**AIM OF THE EXERCISE**
From the records that follow, copy every line that contains the word "this".

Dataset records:
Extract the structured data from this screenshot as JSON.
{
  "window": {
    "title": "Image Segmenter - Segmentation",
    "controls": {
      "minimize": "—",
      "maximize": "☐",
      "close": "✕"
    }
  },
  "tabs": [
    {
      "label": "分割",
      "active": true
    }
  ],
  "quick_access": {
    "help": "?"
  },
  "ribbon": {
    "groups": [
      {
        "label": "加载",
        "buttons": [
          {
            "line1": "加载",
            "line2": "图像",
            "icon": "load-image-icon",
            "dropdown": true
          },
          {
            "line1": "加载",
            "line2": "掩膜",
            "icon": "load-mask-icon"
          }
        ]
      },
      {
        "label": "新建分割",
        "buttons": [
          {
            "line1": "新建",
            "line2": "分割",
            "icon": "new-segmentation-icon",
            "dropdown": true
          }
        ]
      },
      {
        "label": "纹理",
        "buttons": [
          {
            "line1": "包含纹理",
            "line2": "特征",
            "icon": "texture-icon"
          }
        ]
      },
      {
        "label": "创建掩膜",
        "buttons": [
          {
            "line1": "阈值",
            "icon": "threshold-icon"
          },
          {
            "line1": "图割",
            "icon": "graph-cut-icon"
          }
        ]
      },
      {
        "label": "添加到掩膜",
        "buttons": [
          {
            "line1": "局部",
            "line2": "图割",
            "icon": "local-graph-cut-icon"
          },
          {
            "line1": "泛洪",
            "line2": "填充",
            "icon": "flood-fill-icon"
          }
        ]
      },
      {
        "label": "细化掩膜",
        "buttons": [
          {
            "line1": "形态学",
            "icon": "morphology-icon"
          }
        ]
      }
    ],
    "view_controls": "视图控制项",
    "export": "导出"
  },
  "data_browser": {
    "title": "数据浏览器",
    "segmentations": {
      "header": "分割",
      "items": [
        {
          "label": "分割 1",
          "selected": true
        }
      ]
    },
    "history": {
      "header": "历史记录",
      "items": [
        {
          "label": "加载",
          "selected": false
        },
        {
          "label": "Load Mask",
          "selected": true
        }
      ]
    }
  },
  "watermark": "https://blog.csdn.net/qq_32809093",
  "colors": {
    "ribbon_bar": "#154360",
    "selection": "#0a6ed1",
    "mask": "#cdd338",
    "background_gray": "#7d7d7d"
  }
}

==

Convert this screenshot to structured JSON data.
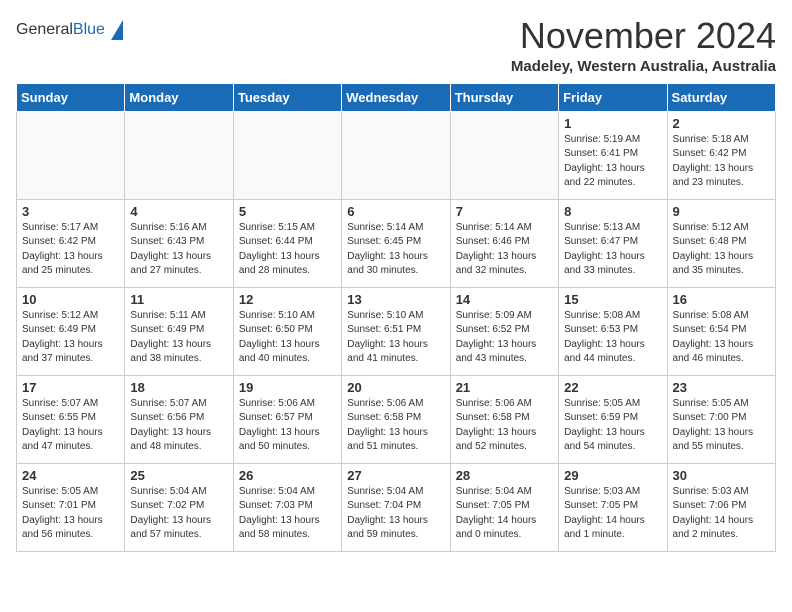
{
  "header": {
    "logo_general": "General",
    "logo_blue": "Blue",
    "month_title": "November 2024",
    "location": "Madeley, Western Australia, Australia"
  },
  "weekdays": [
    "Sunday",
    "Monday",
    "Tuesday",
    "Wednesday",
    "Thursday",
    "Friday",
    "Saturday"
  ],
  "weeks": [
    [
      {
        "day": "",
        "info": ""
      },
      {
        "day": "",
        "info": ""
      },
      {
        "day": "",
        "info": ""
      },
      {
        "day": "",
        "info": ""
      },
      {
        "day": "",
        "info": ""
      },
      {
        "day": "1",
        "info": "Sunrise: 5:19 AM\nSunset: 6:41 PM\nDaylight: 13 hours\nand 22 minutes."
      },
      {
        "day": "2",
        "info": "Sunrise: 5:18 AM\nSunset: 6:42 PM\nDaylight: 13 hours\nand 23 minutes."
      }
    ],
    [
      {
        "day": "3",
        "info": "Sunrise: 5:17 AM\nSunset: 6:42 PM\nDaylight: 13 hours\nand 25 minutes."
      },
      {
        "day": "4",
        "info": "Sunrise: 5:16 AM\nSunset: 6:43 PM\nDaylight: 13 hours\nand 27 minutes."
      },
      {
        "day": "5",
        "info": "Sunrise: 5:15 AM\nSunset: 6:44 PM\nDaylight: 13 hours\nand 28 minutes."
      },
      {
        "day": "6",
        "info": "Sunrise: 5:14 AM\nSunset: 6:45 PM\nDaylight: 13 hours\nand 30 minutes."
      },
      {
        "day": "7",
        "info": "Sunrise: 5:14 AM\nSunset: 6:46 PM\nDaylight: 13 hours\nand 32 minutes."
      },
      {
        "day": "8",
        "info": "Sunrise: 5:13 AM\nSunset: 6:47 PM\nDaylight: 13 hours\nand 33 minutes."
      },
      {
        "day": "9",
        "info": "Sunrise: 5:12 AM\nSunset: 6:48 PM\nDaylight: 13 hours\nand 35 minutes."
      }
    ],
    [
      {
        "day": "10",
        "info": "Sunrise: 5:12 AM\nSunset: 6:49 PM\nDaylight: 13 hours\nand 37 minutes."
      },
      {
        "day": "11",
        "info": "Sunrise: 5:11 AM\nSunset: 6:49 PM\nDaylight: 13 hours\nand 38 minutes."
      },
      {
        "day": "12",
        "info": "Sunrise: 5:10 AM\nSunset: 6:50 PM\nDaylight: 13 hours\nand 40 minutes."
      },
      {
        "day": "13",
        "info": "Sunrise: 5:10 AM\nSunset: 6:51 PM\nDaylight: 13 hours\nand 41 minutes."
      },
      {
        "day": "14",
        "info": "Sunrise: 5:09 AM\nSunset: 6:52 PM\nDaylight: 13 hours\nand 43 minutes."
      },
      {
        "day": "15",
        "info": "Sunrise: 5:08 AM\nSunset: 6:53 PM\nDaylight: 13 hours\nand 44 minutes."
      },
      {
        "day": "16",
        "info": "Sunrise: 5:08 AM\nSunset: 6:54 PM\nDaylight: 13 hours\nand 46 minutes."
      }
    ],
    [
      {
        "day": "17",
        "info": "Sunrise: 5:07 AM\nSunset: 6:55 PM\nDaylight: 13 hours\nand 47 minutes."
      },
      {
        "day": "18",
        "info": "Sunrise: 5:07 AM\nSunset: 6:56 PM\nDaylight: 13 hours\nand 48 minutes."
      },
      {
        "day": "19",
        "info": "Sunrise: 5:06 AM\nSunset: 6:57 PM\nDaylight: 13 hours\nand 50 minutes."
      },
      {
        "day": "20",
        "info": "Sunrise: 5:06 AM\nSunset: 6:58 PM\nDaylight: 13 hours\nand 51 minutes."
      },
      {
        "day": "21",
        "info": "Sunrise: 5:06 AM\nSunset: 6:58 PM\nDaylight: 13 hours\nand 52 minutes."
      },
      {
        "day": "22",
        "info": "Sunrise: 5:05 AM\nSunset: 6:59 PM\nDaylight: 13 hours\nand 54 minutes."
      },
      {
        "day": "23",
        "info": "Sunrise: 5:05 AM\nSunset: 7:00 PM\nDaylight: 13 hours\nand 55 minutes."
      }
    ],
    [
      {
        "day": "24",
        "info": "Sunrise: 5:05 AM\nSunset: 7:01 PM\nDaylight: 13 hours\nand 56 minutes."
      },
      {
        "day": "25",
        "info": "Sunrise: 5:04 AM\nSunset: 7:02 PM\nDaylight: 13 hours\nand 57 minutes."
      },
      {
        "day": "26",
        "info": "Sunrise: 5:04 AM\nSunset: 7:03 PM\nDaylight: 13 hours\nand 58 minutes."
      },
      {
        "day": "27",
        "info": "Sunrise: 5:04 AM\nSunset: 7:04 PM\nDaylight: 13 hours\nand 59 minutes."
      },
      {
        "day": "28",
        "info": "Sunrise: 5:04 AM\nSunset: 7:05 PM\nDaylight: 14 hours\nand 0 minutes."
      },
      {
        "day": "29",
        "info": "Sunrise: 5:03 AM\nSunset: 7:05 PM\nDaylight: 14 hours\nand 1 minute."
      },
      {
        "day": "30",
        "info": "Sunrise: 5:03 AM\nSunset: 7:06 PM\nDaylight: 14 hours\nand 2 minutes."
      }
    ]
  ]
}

**EXPECTED ANSWER**
Extract the structured data from this screenshot as JSON.
Convert this screenshot to structured JSON data.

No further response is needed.